These factors set the series far above many other telenarratives on contemporary American television, even within the sci-fi/horror genres where sexual nonconformity is more frequently introduced. Significantly, Scott McCall has had only two girlfriends over the course of the series and Jeff Davis has indicated that he will be single for the final season of the series stating "Does Scott always need to have romance in his life to be a compelling character?" He also indicated, "We thought this might be a season where we don't see that side ... this season sees Scott as a single guy trying to graduate and be there for his friends" (Highfill) which might also betray a strategic capitulation to the heavy and persistent online interest in the "bromance" (Becker) between Scott and his best friend Stiles. Ultimately the setting and characters created by Davis and his production team are a reflection of an idealized queer Utopia in Middle American Beacon Hills; the setting functions as a glaring contrast to the reality of the LGBTQ community in the real world of America 2016. We can infer much about this counter-hegemonic positioning with a more detailed analysis of the characters and their lives on Teen Wolf in the following pages where I hope to elaborate on precisely what kinds of messages are being communicated, to whom and for what purposes. Subsequent to this introduction is a discussion about my methodology and a brief description of the theory of narrativity upon which dramatic scripted series like Teen Wolf are premised. In addition to an in depth textual analysis of the characters previously mentioned, I critically interrogate how the ubiquitous genre conventions of 'monstrosity" functions within the narrative to communicate discrete messages about sexual hegemony and nonconformity.

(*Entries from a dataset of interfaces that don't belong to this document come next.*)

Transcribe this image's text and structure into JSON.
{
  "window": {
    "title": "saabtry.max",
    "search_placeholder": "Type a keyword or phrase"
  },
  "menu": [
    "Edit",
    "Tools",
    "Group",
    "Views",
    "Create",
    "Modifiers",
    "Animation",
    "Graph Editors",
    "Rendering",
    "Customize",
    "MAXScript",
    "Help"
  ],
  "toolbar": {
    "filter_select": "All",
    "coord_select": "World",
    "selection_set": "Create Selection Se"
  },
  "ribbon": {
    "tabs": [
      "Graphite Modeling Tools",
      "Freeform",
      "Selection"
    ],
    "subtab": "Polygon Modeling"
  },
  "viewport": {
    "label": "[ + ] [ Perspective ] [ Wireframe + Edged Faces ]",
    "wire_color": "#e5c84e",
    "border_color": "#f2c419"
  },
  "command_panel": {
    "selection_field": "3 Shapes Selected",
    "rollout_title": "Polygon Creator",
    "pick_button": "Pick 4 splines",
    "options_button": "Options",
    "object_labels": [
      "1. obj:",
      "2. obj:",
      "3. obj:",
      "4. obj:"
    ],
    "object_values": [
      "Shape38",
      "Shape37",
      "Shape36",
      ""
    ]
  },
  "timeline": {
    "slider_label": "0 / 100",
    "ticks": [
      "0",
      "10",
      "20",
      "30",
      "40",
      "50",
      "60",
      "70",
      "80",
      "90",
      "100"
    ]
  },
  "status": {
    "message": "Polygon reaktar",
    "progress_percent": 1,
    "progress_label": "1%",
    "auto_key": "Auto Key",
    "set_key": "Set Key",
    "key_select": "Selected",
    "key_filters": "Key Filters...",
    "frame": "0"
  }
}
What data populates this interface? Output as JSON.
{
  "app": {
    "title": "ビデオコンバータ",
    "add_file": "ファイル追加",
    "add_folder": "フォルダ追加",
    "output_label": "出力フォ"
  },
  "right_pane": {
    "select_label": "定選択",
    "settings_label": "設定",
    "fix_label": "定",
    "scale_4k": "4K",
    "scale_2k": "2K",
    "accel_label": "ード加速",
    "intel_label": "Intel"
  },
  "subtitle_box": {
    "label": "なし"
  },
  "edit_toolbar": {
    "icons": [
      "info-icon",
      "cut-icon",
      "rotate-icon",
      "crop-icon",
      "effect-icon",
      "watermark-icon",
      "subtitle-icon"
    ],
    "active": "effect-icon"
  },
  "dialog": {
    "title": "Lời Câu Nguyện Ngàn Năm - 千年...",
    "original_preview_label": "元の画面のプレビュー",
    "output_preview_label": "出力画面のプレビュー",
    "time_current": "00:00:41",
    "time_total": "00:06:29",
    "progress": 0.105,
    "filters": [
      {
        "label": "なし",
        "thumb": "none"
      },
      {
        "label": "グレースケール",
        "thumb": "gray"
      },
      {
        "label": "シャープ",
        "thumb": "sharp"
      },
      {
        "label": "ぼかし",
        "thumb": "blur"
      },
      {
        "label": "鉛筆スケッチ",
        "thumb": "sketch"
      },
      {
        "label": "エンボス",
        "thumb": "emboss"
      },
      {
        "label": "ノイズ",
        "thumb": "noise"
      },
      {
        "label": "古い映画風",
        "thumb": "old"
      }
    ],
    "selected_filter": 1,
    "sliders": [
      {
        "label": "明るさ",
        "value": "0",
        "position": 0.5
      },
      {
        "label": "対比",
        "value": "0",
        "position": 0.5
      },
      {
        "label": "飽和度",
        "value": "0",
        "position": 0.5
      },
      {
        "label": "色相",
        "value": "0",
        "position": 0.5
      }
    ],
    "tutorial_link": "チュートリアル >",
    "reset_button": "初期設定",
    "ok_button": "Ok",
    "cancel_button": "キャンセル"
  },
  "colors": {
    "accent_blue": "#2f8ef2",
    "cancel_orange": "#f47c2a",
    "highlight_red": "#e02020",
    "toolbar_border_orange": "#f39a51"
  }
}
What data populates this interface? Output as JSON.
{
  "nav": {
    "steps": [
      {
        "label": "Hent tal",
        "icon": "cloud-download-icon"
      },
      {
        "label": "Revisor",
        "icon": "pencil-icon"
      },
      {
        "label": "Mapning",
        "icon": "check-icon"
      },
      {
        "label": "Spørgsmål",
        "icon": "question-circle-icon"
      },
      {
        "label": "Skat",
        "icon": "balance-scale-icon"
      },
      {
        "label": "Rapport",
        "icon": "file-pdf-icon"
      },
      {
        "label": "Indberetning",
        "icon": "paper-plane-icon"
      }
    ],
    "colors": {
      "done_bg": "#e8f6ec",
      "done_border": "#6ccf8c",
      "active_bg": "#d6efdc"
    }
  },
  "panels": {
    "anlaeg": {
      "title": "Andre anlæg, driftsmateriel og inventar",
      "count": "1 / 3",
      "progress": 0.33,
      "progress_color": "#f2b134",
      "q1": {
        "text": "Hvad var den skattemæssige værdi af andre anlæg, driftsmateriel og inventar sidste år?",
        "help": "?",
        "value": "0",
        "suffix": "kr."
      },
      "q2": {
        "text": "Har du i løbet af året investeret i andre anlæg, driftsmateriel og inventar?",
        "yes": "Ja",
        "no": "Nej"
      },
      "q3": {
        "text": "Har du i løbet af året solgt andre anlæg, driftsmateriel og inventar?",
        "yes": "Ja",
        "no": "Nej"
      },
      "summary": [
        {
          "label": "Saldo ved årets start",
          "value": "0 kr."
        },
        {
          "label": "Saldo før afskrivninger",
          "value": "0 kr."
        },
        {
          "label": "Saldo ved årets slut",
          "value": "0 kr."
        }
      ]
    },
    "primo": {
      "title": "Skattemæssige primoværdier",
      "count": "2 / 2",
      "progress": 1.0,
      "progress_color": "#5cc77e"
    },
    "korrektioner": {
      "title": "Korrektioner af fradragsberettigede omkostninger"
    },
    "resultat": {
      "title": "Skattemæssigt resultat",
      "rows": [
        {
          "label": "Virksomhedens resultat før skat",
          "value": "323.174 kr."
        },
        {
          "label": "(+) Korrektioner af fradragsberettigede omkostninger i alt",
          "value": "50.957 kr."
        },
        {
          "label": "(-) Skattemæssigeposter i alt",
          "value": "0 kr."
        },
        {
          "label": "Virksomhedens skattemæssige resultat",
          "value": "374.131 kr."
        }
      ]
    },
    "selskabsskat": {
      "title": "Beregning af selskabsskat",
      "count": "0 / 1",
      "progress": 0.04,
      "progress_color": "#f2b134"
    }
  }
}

The author watched all 5 seasons and 80 episodes, constituting approximately 53 hours over the course of 30 days at roughly 2 episodes per day (occasionally varying rates depending upon schedule). These episodes were initially watched in 1080p resolution by streaming delivery through Amazon Prime. These episodes were subsequently downloaded and electronically stored for later retrieval for review. The author then...